"His middling job and re-election ratings show that there may be a potential opportunity to defeat President Obama in 2012 in Ohio, but for that to occur the GOP will have to nominate a candidate that can capture the public's imagination to a degree not yet evident."

Obama has an 84 – 11 percent job approval among Democrats, an 89 – 9 percent disapproval among Republicans and a 54 – 42 percent disapproval among independent voters.  The numbers on whether he deserves re-election follow the same trend.  Democrats think he deserves re-election 86 – 7 percent; Republicans say no 89 – 7 percent and independents say no 51 – 40 percent.

"Voters in the key independent bloc are against Obama when it comes to his job performance and whether he deserves a second term, but when he is matched against a real live Republican they are slightly in his corner," said Brown.

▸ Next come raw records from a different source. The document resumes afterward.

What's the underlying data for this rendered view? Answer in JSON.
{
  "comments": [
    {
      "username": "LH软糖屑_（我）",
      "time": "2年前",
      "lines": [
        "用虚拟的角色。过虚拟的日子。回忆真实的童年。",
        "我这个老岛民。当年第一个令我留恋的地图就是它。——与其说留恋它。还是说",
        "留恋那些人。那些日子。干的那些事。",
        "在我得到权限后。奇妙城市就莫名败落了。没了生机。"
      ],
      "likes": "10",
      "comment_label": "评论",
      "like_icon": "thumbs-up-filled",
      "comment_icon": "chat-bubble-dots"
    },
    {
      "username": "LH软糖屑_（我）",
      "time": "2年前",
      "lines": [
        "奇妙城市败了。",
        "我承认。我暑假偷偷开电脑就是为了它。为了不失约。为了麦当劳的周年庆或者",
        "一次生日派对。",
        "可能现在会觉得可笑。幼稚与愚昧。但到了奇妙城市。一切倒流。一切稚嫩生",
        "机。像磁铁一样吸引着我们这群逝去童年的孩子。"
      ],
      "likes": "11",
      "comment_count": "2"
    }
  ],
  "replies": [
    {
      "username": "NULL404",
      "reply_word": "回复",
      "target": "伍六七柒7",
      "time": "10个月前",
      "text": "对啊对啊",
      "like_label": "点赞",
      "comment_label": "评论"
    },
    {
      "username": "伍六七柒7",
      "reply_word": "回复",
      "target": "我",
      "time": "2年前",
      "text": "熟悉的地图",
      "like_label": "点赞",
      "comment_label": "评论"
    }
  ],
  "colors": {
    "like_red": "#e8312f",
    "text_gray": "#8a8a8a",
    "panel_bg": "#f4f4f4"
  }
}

"No Republican presidential candidate has emerged in the eye of Ohio Republicans.  To say the race is wide open in Ohio is an understatement," said Brown.

Following the top four GOP contenders are businessman Herman Cain with 6 percent, Texas U.S. Rep. Ron Paul with 5 percent, former House Speaker Newt Gingrich with 4 percent, former Minnesota Gov. Tim Pawlenty with 3 percent, former Pennsylvania U.S. Sen. Rick Santorum with 2 percent and former Utah Gov. Jon Huntsman at 1 percent.

Ohio voters approve 49 – 30 percent of the job Sen. Brown is doing and say 47 – 33 percent he deserves to be re-elected.

"Sen. Sherrod Brown has very healthy leads over his potential challengers with 16 months to go before the election.  He is just around the magic 50 percent threshold that many see as the dividing line for incumbents to ensure their re-election," said Brown.